After all, we're talking about the nest egg of today's and tomorrow's retirees. Some of these baby boomers are doing a bad job of preparing for the golden years under difficult circumstances. Many pension funds are underfunded. And 401(k)s quite often are badly invested, with too much money in money markets and not enough in equities. Yet some fear stocks because they perceive them as a rigged game.

Indeed, even before the Reg NMS debate, institutional investors long argued that equity trading was costly and inefficient. So they started using direct market access tools. They also sought cheaper forms of execution because their own investors and fund boards pushed them there.

After some two years of debating Reg NMS, it is safe to say the big picture market structure questions have been answered. The industry has had plenty of time to hash out Reg NMS. Now comes the hard part: figuring out what it means in practical terms for equity traders and their firms.

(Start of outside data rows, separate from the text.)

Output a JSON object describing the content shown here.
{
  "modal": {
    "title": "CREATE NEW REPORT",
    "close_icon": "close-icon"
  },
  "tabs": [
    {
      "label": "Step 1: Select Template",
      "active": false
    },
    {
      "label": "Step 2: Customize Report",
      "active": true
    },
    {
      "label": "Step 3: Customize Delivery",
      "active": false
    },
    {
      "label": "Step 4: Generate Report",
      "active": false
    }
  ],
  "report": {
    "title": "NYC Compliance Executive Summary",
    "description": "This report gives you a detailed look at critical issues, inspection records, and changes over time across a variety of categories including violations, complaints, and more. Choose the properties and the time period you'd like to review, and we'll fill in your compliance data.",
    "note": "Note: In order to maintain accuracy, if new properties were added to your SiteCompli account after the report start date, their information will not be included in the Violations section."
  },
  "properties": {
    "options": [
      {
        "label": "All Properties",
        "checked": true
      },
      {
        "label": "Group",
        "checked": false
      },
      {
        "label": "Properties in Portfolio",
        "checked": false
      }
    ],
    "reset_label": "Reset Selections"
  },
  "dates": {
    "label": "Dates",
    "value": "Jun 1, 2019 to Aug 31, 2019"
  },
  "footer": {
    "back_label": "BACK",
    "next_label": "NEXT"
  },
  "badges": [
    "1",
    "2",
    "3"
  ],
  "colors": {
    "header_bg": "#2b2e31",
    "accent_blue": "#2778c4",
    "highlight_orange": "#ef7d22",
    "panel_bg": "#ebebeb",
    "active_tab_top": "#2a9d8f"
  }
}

Making a marketplace comply with a theoretical legal document is a daunting task. That's why brokerage firms need the SEC to provide additional clarifications on the rules of engagement under Reg NMS. Here at Traders Magazine, over the last few months, we've heard your fears about how Reg NMS will play out.

Therefore, our lead story in our Washington Watch section goes into detail about what areas of Reg NMS' order protection rule need further clarification. For example, when can an order be routed away from the marketplace with the best price and not violate the order protection rule?

And in our cover story, Executive Editor Peter Chapman delves into the critical issue of how Reg NMS will affect block trading. Chapman writes that the trade-through rule, 611, is obviously at the top of everyone's list. But rule 610, the so-called fair access rule that mandates linkages between markets, is also a critical issue for traders.

Traders Magazine understands the importance of Reg NMS for your shops. It is as critical to traders as better retirement planning is for millions of boomers.

Michael Scotti

Editorial Director